Director: Jennifer Sheridan
Screenplay: Matt Stokoe
Starring: Sophie Rundle, Matt Stoke, Olive Gray, Nathan McMullen
Duration: 96 min
BBFC Certification: 15
Rose: A Love Story beings in a rather rote fashion. A couple are living alone in a remote cabin in the middle of a forest. Broken CDs and cutlery hang from trees, desolately swaying in the wind, ready to chime at the merest hint of an intruder. The man goes out hunting, leaving his wife alone in the dark, moody house, where all the windows are mysteriously bordered up. A tension hangs heavily over the couple when he returns; something is wrong with the wife, something they cannot bring themselves to speak about openly. Their quiet life seems incredibly fragile. You know it will only be a matter of time before it is ripped apart.

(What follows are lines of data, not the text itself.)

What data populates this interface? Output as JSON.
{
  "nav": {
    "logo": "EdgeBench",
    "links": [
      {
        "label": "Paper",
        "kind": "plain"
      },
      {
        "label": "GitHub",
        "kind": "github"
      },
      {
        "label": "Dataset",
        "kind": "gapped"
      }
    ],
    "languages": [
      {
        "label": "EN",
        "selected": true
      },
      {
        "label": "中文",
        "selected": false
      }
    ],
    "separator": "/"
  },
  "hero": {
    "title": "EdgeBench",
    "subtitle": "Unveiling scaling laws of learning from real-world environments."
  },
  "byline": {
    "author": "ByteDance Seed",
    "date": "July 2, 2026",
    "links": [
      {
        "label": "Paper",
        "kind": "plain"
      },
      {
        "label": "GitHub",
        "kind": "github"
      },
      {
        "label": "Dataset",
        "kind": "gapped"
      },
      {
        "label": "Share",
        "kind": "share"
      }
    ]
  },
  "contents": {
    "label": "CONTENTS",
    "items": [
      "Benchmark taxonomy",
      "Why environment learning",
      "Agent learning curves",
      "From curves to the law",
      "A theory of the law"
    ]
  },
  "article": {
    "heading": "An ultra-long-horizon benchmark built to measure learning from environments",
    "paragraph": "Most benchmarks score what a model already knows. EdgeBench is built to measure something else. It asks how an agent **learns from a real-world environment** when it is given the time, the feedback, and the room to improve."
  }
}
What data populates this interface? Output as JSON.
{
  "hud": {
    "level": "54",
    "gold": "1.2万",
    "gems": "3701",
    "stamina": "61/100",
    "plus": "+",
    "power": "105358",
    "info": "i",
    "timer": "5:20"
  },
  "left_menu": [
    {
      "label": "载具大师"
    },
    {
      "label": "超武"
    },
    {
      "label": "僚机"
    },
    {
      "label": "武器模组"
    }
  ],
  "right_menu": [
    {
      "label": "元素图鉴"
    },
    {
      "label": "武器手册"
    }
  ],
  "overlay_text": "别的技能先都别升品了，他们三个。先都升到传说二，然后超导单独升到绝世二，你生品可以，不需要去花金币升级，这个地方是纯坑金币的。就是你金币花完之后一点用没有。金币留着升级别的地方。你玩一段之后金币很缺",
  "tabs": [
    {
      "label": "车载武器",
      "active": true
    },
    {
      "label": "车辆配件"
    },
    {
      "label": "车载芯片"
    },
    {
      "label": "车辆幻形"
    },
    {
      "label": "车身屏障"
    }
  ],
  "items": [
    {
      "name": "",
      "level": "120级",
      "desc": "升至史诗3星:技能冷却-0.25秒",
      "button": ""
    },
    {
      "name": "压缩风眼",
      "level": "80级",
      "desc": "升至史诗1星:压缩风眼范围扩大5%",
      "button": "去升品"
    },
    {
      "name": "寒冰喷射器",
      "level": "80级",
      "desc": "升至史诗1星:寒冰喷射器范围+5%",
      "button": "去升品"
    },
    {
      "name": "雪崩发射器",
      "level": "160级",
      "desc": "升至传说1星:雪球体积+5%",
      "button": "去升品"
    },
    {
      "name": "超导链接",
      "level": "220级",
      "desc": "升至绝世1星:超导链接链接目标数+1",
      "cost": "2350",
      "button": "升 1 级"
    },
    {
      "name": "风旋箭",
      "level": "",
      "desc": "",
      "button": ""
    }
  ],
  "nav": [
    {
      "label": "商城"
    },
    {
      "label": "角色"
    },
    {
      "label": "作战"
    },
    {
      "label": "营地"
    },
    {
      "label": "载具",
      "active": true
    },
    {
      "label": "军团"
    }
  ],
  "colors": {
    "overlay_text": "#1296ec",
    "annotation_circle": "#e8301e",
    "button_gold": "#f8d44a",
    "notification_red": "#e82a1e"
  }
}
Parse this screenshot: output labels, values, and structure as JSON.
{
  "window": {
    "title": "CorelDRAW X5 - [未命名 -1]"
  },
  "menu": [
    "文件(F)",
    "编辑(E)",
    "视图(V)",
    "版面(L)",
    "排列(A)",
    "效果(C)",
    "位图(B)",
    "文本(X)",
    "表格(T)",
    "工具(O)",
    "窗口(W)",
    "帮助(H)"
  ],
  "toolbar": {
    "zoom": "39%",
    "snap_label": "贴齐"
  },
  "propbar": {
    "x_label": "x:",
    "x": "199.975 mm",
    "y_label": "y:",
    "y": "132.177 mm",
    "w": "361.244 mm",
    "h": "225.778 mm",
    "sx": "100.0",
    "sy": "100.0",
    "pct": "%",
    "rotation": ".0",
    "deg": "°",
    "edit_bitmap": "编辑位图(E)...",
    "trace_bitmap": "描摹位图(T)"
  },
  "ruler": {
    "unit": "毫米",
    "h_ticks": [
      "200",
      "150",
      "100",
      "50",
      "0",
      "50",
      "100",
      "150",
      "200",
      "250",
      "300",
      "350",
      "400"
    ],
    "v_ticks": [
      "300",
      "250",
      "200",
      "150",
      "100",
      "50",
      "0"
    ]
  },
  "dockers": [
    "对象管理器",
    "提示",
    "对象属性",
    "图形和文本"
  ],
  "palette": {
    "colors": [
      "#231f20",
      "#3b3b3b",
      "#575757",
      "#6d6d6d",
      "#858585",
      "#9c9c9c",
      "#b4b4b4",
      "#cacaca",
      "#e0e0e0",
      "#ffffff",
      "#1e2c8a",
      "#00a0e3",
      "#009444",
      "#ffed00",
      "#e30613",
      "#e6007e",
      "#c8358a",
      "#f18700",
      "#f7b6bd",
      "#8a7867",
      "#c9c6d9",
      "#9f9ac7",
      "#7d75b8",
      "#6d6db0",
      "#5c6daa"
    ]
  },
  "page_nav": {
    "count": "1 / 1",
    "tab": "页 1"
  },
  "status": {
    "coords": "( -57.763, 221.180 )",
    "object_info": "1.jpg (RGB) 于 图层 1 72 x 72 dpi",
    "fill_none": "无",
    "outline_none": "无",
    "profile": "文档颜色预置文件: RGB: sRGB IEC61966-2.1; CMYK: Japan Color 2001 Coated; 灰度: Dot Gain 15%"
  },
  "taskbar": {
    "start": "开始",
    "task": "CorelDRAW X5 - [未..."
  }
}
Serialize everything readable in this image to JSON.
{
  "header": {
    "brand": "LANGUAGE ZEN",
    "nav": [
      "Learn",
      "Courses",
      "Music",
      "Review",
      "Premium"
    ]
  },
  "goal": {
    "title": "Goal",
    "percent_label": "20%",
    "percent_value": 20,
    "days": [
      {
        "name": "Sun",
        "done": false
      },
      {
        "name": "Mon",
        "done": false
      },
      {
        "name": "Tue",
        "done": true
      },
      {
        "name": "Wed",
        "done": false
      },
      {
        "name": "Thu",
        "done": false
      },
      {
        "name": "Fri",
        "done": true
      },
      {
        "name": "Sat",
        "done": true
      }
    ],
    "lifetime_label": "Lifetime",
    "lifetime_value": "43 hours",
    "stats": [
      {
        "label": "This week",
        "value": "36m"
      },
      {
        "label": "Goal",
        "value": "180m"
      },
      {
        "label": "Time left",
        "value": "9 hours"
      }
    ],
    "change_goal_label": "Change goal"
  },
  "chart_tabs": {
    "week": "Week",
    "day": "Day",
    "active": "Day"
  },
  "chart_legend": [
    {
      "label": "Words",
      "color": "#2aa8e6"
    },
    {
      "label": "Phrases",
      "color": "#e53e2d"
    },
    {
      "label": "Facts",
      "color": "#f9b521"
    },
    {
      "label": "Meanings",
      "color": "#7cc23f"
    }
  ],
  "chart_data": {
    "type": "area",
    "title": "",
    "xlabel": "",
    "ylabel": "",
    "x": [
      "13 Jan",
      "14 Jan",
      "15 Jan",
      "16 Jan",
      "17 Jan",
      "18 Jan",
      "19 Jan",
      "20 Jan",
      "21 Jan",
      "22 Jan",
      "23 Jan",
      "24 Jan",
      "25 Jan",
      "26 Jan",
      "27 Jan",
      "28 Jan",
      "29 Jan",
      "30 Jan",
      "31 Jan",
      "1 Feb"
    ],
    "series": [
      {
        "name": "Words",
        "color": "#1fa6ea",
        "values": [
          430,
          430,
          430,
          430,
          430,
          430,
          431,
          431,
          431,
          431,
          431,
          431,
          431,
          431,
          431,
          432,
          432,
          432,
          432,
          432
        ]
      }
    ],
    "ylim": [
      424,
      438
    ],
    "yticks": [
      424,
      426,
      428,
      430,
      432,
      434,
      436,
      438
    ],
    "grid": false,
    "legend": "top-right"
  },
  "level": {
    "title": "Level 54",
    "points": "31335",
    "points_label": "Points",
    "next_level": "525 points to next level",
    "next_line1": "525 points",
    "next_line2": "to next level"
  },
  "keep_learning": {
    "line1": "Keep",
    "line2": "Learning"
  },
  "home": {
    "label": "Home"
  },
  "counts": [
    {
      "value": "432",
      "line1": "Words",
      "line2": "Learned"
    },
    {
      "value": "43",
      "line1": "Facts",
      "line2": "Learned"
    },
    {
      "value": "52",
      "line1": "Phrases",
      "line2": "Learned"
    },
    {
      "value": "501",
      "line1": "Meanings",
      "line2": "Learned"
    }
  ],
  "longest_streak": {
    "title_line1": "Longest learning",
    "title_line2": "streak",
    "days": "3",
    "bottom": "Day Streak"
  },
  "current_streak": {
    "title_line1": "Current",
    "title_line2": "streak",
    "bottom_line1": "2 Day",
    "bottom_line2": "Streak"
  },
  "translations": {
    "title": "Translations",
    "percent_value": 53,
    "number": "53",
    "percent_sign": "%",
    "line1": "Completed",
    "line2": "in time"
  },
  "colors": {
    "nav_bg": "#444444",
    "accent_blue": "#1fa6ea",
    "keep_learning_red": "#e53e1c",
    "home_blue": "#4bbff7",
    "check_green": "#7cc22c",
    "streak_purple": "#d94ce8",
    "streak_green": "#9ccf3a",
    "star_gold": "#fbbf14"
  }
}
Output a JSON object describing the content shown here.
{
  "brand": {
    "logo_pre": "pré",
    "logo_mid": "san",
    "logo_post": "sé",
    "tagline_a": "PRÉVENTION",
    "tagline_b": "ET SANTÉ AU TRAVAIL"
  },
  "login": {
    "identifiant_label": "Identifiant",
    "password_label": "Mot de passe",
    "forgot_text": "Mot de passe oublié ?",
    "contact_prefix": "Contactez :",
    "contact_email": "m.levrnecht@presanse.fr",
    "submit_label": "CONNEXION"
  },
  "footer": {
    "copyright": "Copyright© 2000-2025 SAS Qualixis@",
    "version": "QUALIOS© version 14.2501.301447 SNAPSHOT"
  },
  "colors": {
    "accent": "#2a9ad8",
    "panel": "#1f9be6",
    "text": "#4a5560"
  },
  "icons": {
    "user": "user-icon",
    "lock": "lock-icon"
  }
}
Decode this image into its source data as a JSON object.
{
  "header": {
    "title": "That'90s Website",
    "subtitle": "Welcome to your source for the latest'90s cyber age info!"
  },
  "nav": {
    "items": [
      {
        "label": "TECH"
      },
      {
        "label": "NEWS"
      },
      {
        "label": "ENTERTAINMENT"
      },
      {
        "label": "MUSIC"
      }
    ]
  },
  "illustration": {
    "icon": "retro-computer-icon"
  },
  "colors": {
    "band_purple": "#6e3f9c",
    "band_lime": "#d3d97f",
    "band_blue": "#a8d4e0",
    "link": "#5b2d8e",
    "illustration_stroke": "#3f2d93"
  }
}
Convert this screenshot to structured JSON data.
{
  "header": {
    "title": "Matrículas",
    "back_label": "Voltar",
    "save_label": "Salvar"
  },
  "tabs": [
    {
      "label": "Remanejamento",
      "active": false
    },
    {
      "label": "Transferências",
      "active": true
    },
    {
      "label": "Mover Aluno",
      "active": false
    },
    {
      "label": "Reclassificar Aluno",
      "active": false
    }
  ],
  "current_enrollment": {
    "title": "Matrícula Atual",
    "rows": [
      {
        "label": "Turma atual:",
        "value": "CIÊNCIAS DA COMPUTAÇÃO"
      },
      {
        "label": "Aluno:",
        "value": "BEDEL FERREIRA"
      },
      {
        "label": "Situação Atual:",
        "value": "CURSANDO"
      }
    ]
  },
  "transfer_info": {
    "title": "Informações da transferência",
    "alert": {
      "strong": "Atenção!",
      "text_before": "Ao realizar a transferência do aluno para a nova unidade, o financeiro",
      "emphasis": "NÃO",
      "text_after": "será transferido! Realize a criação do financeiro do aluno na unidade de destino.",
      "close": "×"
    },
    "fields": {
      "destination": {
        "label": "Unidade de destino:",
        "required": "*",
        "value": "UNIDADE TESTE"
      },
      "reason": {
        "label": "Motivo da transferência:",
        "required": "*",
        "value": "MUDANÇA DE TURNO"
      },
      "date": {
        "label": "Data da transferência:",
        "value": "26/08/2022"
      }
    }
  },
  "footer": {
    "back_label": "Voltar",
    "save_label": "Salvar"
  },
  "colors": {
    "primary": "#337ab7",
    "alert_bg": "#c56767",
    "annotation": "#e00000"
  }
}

There is something about the opening scenes of Rose: A Love Story that feels very dull and unoriginal as if it has taken the tone and mood of a dozen other horror films (2017’s brilliant It Comes at Night springs immediately to mind) and amalgamated them into its own uninspired take. The isolated couple. The remote location. The unspoken secret. You’re willing to go along for the ride, but there is a wearying sense of having seen it all before.
Yet as the scenes continue to unfold, slowly and steadily, something changes. The mood shifts and you find yourself sucked in as Rose: A Love Story gradually unveils its secrets like a closed fist slowly unfurling to reveal unexpected treasure.
The plot, as mentioned, feels familiar. Rose (Sophie Rundle, of Peaky Blinders fame) and her husband Sam (Matt Stokoe, who also wrote the screenplay) are living an isolated existence in a remote cabin in what turns out, surprisingly, to be the countryside of the U.K. (some of the opening shots certainly look a lot grander and more majestic!). Some mysterious illness is afflicting Rose, something that Sam is determined to help her with, even if that means cutting themselves off from the rest of society. They seem to be surviving and coping well when an unexpected accident means that they have to take a stranger, Amber (Olive Gray) in under their roof. Will they be able to send the stranger on their way before they discover Rose’s terrible secret?
What sounds like a decent combination of horror and thriller turns out, in the long run, to be something rather different and unique. While the film establishes and maintains an effectively sombre mood and tension throughout, this is less a horror film and more the study of a relationship. The metaphor at the heart of it feels rather obvious but it works well nonetheless. Rose’s mysterious illness could quite easily be a stand in for depression, cancer or any other long term condition. The crux of Rose and Sam’s relationship, and therefore the heart of the film, is the responsibility Sam feels in having to care for his wife and the guilt that Rose feels in being such a burden, with her illness stealing away what she sees as Sam’s chance to have a happy, normal existence. In essence, Rose: A Love Story is about the sacrifices you make for the ones you love.
This drama at the heart of the film is helped enormously by the chemistry between the two leads. This shouldn’t come as a surprise – Rundle and Stokoe are a couple in real life and their natural chemistry shines off the screen, making their moments of tenderness, fear and anger all the more believable. Stokoe’s dialogue helps too, feeling loose and natural during their scenes together.
This naturalism carries through when Amber arrives on the scene. Olive Grey provides a counterbalancing wry humour to Sam’s dour faced seriousness and ends up feeling as real and rounded as Sam and Rose despite having half of their screen time – a testament to the skill of both the writing and the performances as well as director Jenifer Sheridan’ skill in pulling those elements together.
Despite being more of a dramatic thriller than a horror film, Rose: A Love Story’s clever utilisation of familiar genre tropes remains effective. Despite firmly taking a backseat during most of the running time, the film’s horror elements never feel tacked on and Sheridan and Stokoe brilliantly manage to ground the film’s more fantastical elements in an earthy, prosaic reality. Genre fans may end up being disappointed, but for those willing to give into the film’s slow, sensitive exploration of a unique relationship might find themselves rewarded when the horror comes in sudden, startling bursts.
While the plot may stretch credulity once Amber arrives on the scene and while it may not be as dark or as terrifying as some horror fans may wish, Rose: A Love Story remains a taunt, riveting and effective genre hybrid. For a debut film it is undeniably impressive and certainly marks both Sheridan and Stoke as ones to watch in the future.
Signature Entertainment presents Rose: A Love Story on Digital Platforms 5th April